- Opening Delimiter -

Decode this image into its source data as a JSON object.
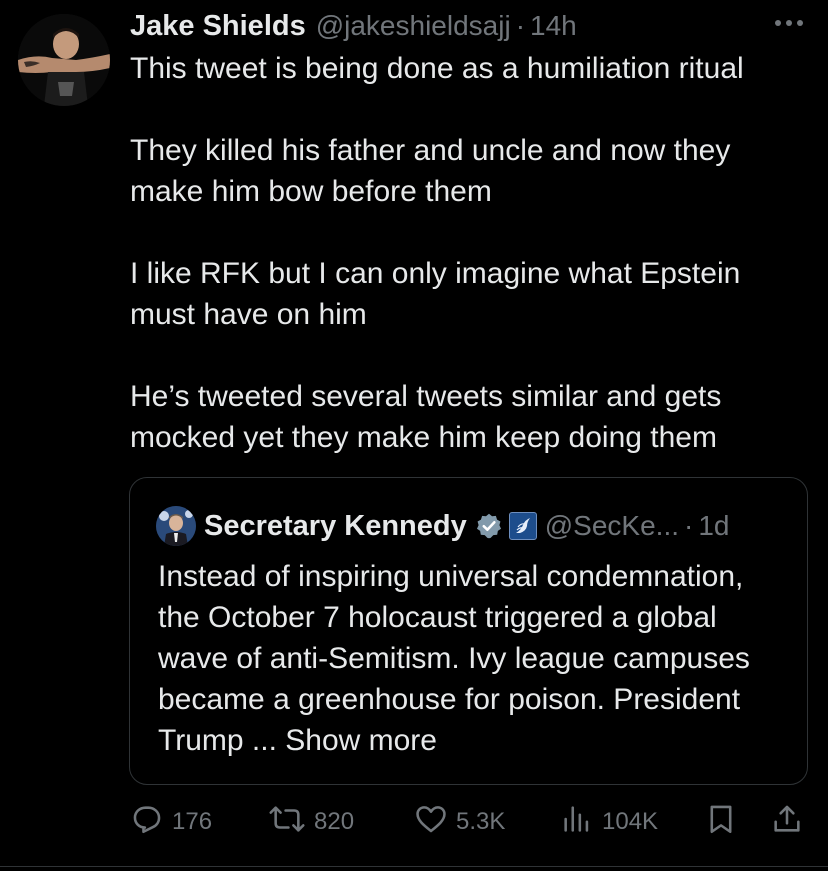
{
  "tweet": {
    "author_name": "Jake Shields",
    "author_handle": "@jakeshieldsajj",
    "separator": "·",
    "time": "14h",
    "paragraphs": [
      "This tweet is being done as a humiliation ritual",
      "They killed his father and uncle and now they make him bow before them",
      "I like RFK but I can only imagine what Epstein must have on him",
      "He’s tweeted several tweets similar and gets mocked yet they make him keep doing them"
    ]
  },
  "quote": {
    "author_name": "Secretary Kennedy",
    "author_handle": "@SecKe...",
    "separator": "·",
    "time": "1d",
    "text": "Instead of inspiring universal condemnation, the October 7 holocaust triggered a global wave of anti-Semitism. Ivy league campuses became a greenhouse for poison. President Trump ...",
    "show_more": "Show more"
  },
  "actions": {
    "replies": "176",
    "reposts": "820",
    "likes": "5.3K",
    "views": "104K"
  },
  "icons": {
    "more": "more-dots-icon",
    "verified": "verified-badge-icon",
    "gov": "government-affiliation-icon",
    "reply": "reply-icon",
    "repost": "repost-icon",
    "like": "heart-icon",
    "views": "views-icon",
    "bookmark": "bookmark-icon",
    "share": "share-icon"
  },
  "colors": {
    "background": "#000000",
    "text": "#e7e9ea",
    "muted": "#71767b",
    "border": "#2f3336",
    "verified_gray": "#829aab"
  }
}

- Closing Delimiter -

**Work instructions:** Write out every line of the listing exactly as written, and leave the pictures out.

**Solution to the problem:**
Decode this image into its source data as a JSON object.
{
  "tweet": {
    "author_name": "Jake Shields",
    "author_handle": "@jakeshieldsajj",
    "separator": "·",
    "time": "14h",
    "paragraphs": [
      "This tweet is being done as a humiliation ritual",
      "They killed his father and uncle and now they make him bow before them",
      "I like RFK but I can only imagine what Epstein must have on him",
      "He’s tweeted several tweets similar and gets mocked yet they make him keep doing them"
    ]
  },
  "quote": {
    "author_name": "Secretary Kennedy",
    "author_handle": "@SecKe...",
    "separator": "·",
    "time": "1d",
    "text": "Instead of inspiring universal condemnation, the October 7 holocaust triggered a global wave of anti-Semitism. Ivy league campuses became a greenhouse for poison. President Trump ...",
    "show_more": "Show more"
  },
  "actions": {
    "replies": "176",
    "reposts": "820",
    "likes": "5.3K",
    "views": "104K"
  },
  "icons": {
    "more": "more-dots-icon",
    "verified": "verified-badge-icon",
    "gov": "government-affiliation-icon",
    "reply": "reply-icon",
    "repost": "repost-icon",
    "like": "heart-icon",
    "views": "views-icon",
    "bookmark": "bookmark-icon",
    "share": "share-icon"
  },
  "colors": {
    "background": "#000000",
    "text": "#e7e9ea",
    "muted": "#71767b",
    "border": "#2f3336",
    "verified_gray": "#829aab"
  }
}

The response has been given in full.